10. The Hurt Locker - Kathryn Bigelow
The directorial debut from Kathryn Bigelow masterfully portrays the paranoia and suspense associated with fighting a modern war in hostile territory. Roadside bombs and suicide bombers kill with alarmingly simple efficiency and further rattle already shell-shocked soldiers. Any unattended vehicle or suspicious glance elicits a rush of adrenaline and a wave of panic, making diplomacy almost impossible. Bigelow does a fantastic job of putting us into the middle of this war and is still able to give the film a heart in the form of lead Jeremy Renner. The intensity that Bigelow and Renner are able to create in the scenes here is never wasted, and is almost matched by those outside the combat zone.
9. Two Lovers - James Gray
I reviewed this film about a month ago, but I keep coming back to Joaquin Phoenix's performance here. The desperate longing, naivete and vulnerability that he brings to the role really impressed me. I loved how Gray was able to make such deeply flawed characters so likable and sympathetic, despite the cruel things they do to one another. Each thinks they know what they want and are blind to everything else. Such are the ways love can ensnare the soul.
8. Where The Wild Things Are - Spike Jonze
I reviewed WTWTA in detail a few months ago, but I am still in awe of how effortlessly Jonze was able to expand the story and retain original dialogue and themes. I don't envy the pressure and sense of obligation he surely felt, but I certainly can appreciate the care and attention in the finished product.
7. Bad Lieutenant: Port of Call New Orleans: Werner Herzog
I also reviewed Bad Lieutenant in my Movie Round Up pt. 1 about a month ago, and time has been kind to this film and Cage's performance. I still think Cage should have been nominated for his performance, and I hope he tackles more roles like these, even though he's $14 million in debt. While the plot itself is about as straightforward as they come, Cage's Terrence more than makes up for it. His despicable, drug-inspired actions are sprinkled with heroic behavior, but he is so messed up it's hard to tell whether his motivation is fueled by his drug-habit or his devotion to the case. I'm still not sure.
6. An Education - Lone Sherfig

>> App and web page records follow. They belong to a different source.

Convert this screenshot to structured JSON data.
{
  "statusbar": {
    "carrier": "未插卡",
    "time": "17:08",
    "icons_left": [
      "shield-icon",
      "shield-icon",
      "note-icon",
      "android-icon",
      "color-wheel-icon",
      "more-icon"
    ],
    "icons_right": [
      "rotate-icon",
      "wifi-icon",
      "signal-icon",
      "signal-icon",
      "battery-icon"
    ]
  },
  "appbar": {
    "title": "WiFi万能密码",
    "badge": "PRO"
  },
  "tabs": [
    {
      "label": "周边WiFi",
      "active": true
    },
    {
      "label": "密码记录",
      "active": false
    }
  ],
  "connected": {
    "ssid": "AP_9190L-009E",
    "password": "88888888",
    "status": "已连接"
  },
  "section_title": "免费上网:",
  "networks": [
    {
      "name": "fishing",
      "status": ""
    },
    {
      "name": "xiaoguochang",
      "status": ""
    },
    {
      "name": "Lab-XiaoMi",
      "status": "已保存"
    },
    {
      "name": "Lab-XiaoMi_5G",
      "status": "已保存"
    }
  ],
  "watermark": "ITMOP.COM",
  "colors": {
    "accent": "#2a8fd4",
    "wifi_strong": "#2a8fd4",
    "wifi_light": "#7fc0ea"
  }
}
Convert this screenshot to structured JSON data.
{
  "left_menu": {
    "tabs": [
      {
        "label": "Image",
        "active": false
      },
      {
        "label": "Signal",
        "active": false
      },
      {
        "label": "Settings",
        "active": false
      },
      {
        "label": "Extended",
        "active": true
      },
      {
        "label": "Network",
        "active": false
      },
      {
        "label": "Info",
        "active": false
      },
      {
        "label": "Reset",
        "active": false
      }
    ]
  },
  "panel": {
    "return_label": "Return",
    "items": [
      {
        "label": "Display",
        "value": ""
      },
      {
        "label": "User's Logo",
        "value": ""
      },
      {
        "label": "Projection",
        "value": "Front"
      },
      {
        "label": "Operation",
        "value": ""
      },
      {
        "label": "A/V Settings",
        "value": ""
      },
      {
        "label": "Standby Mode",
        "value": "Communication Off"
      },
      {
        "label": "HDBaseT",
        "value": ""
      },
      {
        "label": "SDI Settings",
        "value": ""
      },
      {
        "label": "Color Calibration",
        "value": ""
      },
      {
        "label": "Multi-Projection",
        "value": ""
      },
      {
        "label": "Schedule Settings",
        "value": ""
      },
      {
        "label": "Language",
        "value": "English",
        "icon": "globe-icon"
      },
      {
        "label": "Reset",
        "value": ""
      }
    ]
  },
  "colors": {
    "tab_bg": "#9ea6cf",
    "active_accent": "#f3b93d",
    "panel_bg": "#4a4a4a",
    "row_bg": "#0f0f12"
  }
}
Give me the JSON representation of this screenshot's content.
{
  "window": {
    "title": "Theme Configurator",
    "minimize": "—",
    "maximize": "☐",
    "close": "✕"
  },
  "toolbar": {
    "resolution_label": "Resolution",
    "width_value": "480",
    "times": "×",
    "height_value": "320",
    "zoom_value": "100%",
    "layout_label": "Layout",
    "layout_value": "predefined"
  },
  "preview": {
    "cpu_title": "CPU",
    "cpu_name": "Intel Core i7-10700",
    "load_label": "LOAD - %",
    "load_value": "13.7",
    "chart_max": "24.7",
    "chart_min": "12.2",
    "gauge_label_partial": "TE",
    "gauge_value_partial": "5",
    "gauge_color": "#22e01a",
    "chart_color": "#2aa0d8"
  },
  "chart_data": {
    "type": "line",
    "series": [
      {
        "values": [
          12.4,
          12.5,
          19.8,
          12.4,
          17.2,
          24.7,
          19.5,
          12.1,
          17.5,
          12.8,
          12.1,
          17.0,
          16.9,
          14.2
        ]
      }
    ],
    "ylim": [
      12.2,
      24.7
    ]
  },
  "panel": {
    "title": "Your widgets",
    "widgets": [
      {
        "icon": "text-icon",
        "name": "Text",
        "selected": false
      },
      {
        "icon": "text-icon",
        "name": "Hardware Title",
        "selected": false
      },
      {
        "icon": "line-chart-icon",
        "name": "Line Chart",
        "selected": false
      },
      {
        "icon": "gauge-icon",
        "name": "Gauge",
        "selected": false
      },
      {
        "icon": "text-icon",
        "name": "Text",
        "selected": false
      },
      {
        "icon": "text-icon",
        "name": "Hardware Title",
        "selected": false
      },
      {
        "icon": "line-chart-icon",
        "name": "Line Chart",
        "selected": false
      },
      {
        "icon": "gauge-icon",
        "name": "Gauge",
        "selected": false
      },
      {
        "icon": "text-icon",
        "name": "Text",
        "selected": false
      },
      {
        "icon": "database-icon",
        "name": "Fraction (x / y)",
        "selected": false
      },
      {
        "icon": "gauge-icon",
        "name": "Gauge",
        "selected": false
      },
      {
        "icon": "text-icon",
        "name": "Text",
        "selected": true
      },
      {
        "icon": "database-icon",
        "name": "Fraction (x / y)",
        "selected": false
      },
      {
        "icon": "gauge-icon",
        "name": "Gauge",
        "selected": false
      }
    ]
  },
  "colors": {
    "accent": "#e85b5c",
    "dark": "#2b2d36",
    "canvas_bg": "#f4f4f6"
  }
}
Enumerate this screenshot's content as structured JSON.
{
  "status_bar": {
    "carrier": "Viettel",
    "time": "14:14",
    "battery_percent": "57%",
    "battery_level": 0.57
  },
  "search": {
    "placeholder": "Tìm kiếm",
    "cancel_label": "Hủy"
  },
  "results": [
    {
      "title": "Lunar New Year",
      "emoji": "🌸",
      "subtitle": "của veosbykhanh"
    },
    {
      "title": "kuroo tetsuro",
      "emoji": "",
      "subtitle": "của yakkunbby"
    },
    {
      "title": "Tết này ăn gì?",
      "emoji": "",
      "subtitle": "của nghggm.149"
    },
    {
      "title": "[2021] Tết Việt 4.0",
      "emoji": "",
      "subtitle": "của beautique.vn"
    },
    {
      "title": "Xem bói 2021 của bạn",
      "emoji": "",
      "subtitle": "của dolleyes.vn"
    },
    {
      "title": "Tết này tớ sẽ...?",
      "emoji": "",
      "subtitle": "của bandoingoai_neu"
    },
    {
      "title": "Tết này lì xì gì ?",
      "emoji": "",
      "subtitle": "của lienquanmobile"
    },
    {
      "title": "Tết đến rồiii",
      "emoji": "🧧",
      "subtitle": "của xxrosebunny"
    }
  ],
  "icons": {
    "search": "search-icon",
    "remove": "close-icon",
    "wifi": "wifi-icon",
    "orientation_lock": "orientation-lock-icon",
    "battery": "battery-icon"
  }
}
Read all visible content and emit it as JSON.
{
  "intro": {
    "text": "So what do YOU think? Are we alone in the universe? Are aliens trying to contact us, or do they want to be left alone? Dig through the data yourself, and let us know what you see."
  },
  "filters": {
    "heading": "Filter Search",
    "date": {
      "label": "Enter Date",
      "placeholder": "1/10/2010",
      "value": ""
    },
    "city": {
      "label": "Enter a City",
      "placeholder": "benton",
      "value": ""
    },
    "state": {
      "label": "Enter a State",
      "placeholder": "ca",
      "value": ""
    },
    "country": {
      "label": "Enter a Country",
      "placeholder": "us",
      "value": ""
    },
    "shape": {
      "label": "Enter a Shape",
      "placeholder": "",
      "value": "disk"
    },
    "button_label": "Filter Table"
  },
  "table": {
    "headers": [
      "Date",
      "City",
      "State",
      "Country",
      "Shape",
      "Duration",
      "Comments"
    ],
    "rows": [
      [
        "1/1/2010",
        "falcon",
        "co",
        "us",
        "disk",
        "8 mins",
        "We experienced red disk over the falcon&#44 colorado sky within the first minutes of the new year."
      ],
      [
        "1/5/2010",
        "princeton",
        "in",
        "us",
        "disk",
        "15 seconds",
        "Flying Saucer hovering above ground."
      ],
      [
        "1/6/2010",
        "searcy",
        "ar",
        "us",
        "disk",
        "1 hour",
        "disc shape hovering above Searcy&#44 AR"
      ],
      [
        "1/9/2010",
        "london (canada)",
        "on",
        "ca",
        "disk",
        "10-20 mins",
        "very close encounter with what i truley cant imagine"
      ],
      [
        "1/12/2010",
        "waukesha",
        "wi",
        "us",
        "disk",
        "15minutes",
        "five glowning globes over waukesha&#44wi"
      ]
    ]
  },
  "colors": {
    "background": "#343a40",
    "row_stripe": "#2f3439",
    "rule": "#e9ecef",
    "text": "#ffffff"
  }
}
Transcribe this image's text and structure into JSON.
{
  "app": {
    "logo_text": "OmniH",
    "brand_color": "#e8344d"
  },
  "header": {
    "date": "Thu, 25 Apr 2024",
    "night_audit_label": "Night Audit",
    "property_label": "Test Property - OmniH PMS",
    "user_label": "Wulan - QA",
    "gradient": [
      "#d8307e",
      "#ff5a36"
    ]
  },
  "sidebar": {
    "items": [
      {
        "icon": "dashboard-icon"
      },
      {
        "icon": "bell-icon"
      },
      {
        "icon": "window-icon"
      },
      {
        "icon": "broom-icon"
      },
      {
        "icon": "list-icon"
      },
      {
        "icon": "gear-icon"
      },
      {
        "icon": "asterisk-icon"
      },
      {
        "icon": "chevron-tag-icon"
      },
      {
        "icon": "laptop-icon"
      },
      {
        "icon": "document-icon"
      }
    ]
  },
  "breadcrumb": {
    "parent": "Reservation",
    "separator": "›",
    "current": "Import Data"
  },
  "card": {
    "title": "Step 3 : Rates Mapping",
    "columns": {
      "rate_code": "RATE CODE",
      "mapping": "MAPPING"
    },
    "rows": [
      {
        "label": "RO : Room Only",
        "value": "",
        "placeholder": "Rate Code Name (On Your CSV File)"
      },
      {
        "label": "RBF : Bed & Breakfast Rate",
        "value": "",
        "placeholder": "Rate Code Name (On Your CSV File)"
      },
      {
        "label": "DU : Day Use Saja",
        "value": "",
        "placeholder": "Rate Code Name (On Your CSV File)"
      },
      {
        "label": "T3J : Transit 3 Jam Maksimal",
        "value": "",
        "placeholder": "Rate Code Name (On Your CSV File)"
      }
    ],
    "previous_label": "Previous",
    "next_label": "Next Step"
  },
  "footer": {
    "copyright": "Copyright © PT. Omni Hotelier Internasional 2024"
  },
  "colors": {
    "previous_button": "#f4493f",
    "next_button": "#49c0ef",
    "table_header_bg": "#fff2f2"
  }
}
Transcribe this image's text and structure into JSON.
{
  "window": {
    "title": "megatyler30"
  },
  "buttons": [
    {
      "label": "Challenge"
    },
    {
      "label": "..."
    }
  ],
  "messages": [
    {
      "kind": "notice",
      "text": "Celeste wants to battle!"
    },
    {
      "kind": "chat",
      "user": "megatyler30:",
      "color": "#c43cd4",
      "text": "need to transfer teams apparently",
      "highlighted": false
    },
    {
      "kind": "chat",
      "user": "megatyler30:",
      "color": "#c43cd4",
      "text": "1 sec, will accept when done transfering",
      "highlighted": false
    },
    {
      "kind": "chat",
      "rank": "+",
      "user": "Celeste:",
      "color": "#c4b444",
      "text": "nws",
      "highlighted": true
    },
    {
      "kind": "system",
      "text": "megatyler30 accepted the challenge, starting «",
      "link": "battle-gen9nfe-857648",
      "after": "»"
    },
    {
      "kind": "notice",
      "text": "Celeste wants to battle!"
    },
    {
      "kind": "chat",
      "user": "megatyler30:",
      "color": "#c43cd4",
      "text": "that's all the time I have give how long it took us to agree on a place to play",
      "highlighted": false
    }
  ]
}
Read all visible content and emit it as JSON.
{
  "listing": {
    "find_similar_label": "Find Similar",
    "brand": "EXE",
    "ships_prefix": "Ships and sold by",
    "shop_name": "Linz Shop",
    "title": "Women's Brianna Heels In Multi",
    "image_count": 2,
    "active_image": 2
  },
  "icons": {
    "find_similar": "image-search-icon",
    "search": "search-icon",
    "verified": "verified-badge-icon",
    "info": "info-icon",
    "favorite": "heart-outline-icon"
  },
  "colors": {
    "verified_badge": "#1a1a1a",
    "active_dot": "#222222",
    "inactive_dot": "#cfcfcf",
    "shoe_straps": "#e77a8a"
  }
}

An Education is a challenging film. It challenges you to watch a high school senior throw away years of study and hard work and say that you wouldn't be seduced by the charms of an older, worldly lover. The fact is you can't. No one is immune to the allure of a shortcut to their dreams, regardless of the repercussions and unanswered questions that may remain. Carey Mulligan and Peter Saarsgard are both fantastic here, hitting all the right notes. Their relationship never appears illicit, and you can't help but feel a paternal attachment to Mulligan's Jenny, hoping that she is making the right choice despite mounting evidence to the contrary. The film is operating on well-worn territory, but it never comes across as stale or familiar, due in large part to the performances.